6. How do I obtain a genealogical researcher ID card?
In order to obtain a genealogical research ID card you have to apply to the Maine Center for Disease Control and Prevention, Data, Research and Vital Statistics. You can find a link for the application on the Vital Records website Public Forms section listed as Application for Genealogical Research
Excise Tax Calculation
Excise tax is an annual tax that must be paid prior to registering your vehicle. Except for a few statutory exemptions, all vehicles registered in the State of Maine are subject to the excise tax.
Excise tax is defined by Maine law as a tax levied annually for the privilege of operating a motor vehicle or camper trailer on the public ways.
WHERE DO I PAY THE EXCISE TAX?
Excise tax is paid at the local town office where the owner of the vehicle resides. When a vehicle needs to be registered, an excise tax is collected prior to the registration.
How much will it cost to renew my registration?
The amount of tax is determined by two things:
1. The age of the vehicle
2. Manufacturer's suggested retail price ("MSRP")First, you will need the Manufacturer's Suggested Retail Price (MSRP) for your vehicle.

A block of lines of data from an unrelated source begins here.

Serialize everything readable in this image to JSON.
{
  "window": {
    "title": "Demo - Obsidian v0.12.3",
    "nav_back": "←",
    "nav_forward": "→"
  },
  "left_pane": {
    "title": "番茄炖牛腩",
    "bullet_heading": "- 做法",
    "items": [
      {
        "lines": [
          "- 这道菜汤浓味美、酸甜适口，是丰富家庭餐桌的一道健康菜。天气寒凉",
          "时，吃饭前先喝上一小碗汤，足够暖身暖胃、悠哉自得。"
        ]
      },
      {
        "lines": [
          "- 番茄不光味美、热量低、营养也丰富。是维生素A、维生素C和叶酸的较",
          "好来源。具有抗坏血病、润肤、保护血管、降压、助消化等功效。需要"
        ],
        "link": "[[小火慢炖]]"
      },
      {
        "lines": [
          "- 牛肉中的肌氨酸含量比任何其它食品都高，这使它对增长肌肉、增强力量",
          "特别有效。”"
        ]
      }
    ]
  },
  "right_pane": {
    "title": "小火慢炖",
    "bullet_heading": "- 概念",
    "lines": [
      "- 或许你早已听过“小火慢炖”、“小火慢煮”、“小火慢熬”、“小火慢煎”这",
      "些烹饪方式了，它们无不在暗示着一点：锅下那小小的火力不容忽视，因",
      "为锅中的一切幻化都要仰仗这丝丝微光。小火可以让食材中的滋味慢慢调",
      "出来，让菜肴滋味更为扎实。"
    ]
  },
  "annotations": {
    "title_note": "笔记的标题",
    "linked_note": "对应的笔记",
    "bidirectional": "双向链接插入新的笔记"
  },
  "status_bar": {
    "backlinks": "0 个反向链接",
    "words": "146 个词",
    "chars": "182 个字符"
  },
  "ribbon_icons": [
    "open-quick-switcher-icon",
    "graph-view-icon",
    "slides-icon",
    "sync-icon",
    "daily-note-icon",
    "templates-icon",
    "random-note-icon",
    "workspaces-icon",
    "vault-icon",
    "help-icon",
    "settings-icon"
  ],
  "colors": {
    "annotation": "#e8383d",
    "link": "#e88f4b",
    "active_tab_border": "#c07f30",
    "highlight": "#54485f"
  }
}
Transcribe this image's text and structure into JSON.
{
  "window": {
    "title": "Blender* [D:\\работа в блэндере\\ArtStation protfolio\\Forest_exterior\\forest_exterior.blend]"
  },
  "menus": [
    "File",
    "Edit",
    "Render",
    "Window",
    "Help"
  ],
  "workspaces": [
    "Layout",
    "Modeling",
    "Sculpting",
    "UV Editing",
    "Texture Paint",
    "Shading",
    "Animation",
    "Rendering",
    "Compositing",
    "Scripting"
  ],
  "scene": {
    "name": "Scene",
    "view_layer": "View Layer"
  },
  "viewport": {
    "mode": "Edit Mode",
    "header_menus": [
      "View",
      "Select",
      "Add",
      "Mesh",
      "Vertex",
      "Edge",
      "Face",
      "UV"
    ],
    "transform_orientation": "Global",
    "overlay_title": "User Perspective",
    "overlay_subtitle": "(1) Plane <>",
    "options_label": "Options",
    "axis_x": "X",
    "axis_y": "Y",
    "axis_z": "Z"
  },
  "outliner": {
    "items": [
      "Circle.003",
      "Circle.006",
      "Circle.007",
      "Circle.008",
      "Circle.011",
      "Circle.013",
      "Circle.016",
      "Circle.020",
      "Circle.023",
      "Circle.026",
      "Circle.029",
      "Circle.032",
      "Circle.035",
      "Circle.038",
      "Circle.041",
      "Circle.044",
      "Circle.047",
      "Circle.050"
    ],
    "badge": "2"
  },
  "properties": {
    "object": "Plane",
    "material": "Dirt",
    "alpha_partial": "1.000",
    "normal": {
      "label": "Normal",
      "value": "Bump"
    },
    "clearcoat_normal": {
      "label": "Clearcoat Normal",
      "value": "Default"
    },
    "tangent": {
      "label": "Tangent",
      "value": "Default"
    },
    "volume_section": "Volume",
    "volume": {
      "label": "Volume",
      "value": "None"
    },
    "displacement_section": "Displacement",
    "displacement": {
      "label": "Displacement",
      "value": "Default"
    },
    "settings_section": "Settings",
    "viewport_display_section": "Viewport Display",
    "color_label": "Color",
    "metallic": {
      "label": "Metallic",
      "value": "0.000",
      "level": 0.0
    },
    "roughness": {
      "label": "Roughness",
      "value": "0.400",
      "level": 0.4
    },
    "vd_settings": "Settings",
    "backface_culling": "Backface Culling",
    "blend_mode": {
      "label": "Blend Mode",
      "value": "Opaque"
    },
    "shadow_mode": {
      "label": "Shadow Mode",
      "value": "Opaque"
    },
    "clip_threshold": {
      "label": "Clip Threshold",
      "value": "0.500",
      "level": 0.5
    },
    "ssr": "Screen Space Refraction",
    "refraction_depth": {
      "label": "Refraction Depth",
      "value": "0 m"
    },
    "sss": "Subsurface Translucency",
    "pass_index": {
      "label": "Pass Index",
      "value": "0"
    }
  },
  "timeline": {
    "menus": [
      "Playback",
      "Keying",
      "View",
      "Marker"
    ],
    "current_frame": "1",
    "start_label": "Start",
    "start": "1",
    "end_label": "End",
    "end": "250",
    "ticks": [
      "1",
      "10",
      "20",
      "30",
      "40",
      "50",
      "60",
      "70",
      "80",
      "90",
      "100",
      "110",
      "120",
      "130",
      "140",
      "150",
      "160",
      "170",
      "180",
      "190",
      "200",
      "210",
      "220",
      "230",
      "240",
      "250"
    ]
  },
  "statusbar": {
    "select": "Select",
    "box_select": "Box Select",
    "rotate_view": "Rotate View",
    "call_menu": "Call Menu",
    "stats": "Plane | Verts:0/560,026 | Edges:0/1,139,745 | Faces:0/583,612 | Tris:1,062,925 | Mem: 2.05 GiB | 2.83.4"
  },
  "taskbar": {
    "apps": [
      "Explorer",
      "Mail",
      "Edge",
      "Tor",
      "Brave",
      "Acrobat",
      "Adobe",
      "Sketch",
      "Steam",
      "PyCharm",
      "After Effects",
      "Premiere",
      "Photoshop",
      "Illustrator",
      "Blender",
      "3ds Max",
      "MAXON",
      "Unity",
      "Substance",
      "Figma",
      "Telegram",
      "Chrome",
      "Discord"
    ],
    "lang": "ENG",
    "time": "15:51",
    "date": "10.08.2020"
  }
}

MSRP is the "sticker price" of the vehicle and its accessories. It is NOT necessarily what you paid for the vehicle.
There are several ways to find the MSRP:
If you are renewing an existing registration, the MSRP is called the "Base Price" on your current registration form (upper right-hand corner of the registration document);
You may also be able to find the MSRP online at sites such as MSN Autos:
Navigate to MSN Autos
Under Used Cars, select the make and model of your vehicle and click "Go"
You'll be taken to a page for all years of the particular vehicle.
Select the year of your vehicle and click on the "Prices" tab
You'll see a chart showing the MSRP of your vehicle in various trim packages.
New vehicles are required to have a window sticker and the window sticker must be must be presented on first time registrations.
For used cars, individuals and municipalities can use the NADA Guide, the New Car Cost Guide, the Automobile Red Book and the Automobile Blue Book to determine the MSRP of a vehicle.
HOW IS THE EXCISE TAX CALCULATED?
Excise tax is calculated by multiplying the MSRP by the mill rate as shown below. The rates drop back on January 1st of each year.
YEAR 1 .0240 mill rate
YEAR 2 .0175 mill rate
YEAR 3 .0135 mill rate
YEAR 4 .0100 mill rate
YEAR 5 .0065 mill rate
YEAR 6 .0040 mill rate
For example, the owner of a three year old motor vehicle with an MSRP of $19,500 would pay $263.25.
WHERE DOES THE EXCISE TAX GO?
The town that collects the excise tax can use it as revenue towards the annual town budget. Typically, the revenue is spent on local road maintenance, construction and repair.
WHY IS THE TAX BASED ON MSRP?
Excise tax was designed with equity in mind. In 1925, this tax was enacted as a Maine law. At that time, the Legislature decided that the fairest tax assessment would be based on what the manufacturer suggests it sell for.
This law has remained in effect for nearly 100 years to ensure that everyone who drives the same vehicle pays the same amount of tax.
PLEASE NOTE: The State of Maine Property Tax Division only provides quotes to the Municipal Tax Collector, not to individuals.